## Problem to work on:
From the first line to the last, print the records exactly, leaving out the pictures.

## Supplied records:
◆ ◆ ◆ ◆
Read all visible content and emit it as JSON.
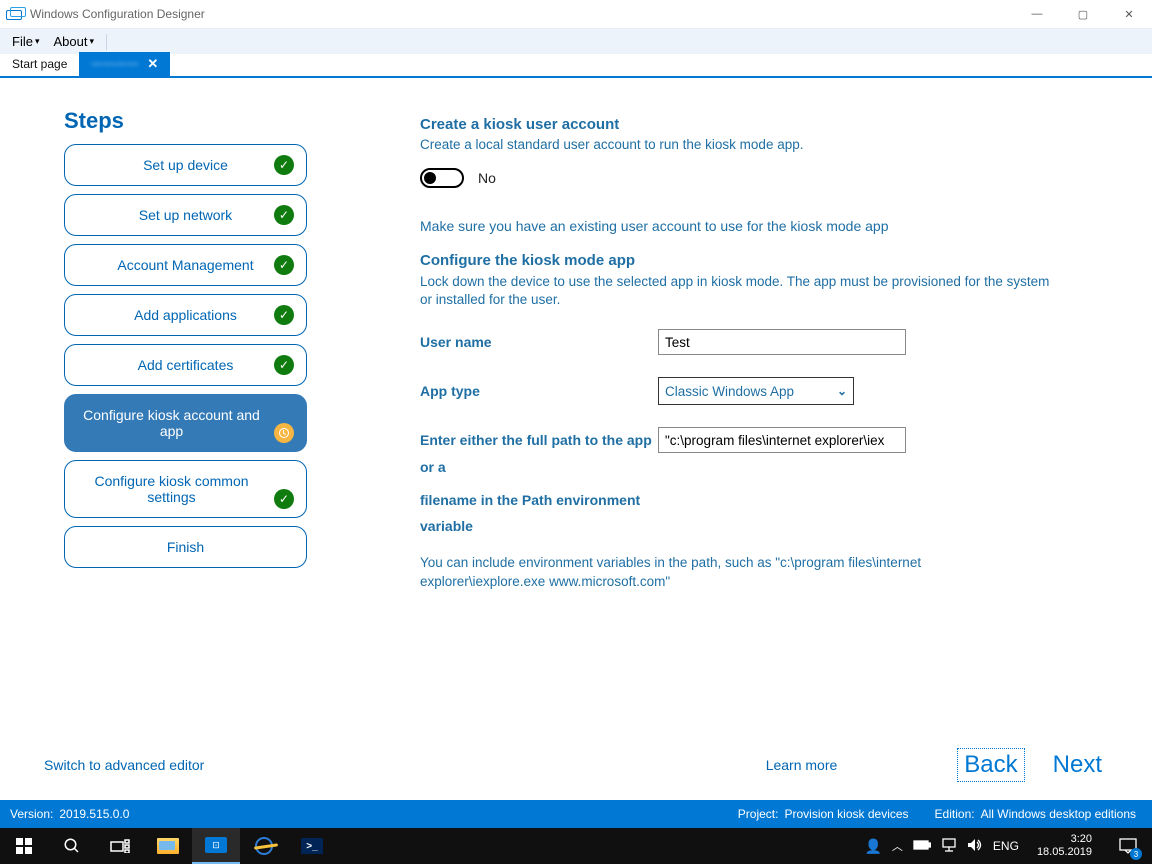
{
  "window": {
    "title": "Windows Configuration Designer",
    "min": "—",
    "max": "▢",
    "close": "✕"
  },
  "menu": {
    "file": "File",
    "about": "About"
  },
  "tabs": {
    "start": "Start page",
    "active_blur": "————",
    "close": "✕"
  },
  "steps": {
    "heading": "Steps",
    "items": [
      {
        "label": "Set up device",
        "done": true
      },
      {
        "label": "Set up network",
        "done": true
      },
      {
        "label": "Account Management",
        "done": true
      },
      {
        "label": "Add applications",
        "done": true
      },
      {
        "label": "Add certificates",
        "done": true
      },
      {
        "label": "Configure kiosk account and app",
        "active": true
      },
      {
        "label": "Configure kiosk common settings",
        "done": true,
        "tall": true
      },
      {
        "label": "Finish"
      }
    ]
  },
  "form": {
    "h1": "Create a kiosk user account",
    "h1_desc": "Create a local standard user account to run the kiosk mode app.",
    "toggle_value": "No",
    "note": "Make sure you have an existing user account to use for the kiosk mode app",
    "h2": "Configure the kiosk mode app",
    "h2_desc": "Lock down the device to use the selected app in kiosk mode. The app must be provisioned for the system or installed for the user.",
    "username_label": "User name",
    "username_value": "Test",
    "apptype_label": "App type",
    "apptype_value": "Classic Windows App",
    "path_label_a": "Enter either the full path to the app or a",
    "path_label_b": "filename in the Path environment variable",
    "path_value": "\"c:\\program files\\internet explorer\\iex",
    "hint": "You can include environment variables in the path, such as \"c:\\program files\\internet explorer\\iexplore.exe www.microsoft.com\""
  },
  "footer": {
    "advanced": "Switch to advanced editor",
    "learn": "Learn more",
    "back": "Back",
    "next": "Next"
  },
  "appstatus": {
    "version_l": "Version:",
    "version_v": "2019.515.0.0",
    "project_l": "Project:",
    "project_v": "Provision kiosk devices",
    "edition_l": "Edition:",
    "edition_v": "All Windows desktop editions"
  },
  "taskbar": {
    "lang": "ENG",
    "time": "3:20",
    "date": "18.05.2019",
    "notif_count": "3"
  }
}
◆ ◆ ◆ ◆
## Finished exercise:
Read all visible content and emit it as JSON.
{
  "window": {
    "title": "Windows Configuration Designer",
    "min": "—",
    "max": "▢",
    "close": "✕"
  },
  "menu": {
    "file": "File",
    "about": "About"
  },
  "tabs": {
    "start": "Start page",
    "active_blur": "————",
    "close": "✕"
  },
  "steps": {
    "heading": "Steps",
    "items": [
      {
        "label": "Set up device",
        "done": true
      },
      {
        "label": "Set up network",
        "done": true
      },
      {
        "label": "Account Management",
        "done": true
      },
      {
        "label": "Add applications",
        "done": true
      },
      {
        "label": "Add certificates",
        "done": true
      },
      {
        "label": "Configure kiosk account and app",
        "active": true
      },
      {
        "label": "Configure kiosk common settings",
        "done": true,
        "tall": true
      },
      {
        "label": "Finish"
      }
    ]
  },
  "form": {
    "h1": "Create a kiosk user account",
    "h1_desc": "Create a local standard user account to run the kiosk mode app.",
    "toggle_value": "No",
    "note": "Make sure you have an existing user account to use for the kiosk mode app",
    "h2": "Configure the kiosk mode app",
    "h2_desc": "Lock down the device to use the selected app in kiosk mode. The app must be provisioned for the system or installed for the user.",
    "username_label": "User name",
    "username_value": "Test",
    "apptype_label": "App type",
    "apptype_value": "Classic Windows App",
    "path_label_a": "Enter either the full path to the app or a",
    "path_label_b": "filename in the Path environment variable",
    "path_value": "\"c:\\program files\\internet explorer\\iex",
    "hint": "You can include environment variables in the path, such as \"c:\\program files\\internet explorer\\iexplore.exe www.microsoft.com\""
  },
  "footer": {
    "advanced": "Switch to advanced editor",
    "learn": "Learn more",
    "back": "Back",
    "next": "Next"
  },
  "appstatus": {
    "version_l": "Version:",
    "version_v": "2019.515.0.0",
    "project_l": "Project:",
    "project_v": "Provision kiosk devices",
    "edition_l": "Edition:",
    "edition_v": "All Windows desktop editions"
  },
  "taskbar": {
    "lang": "ENG",
    "time": "3:20",
    "date": "18.05.2019",
    "notif_count": "3"
  }
}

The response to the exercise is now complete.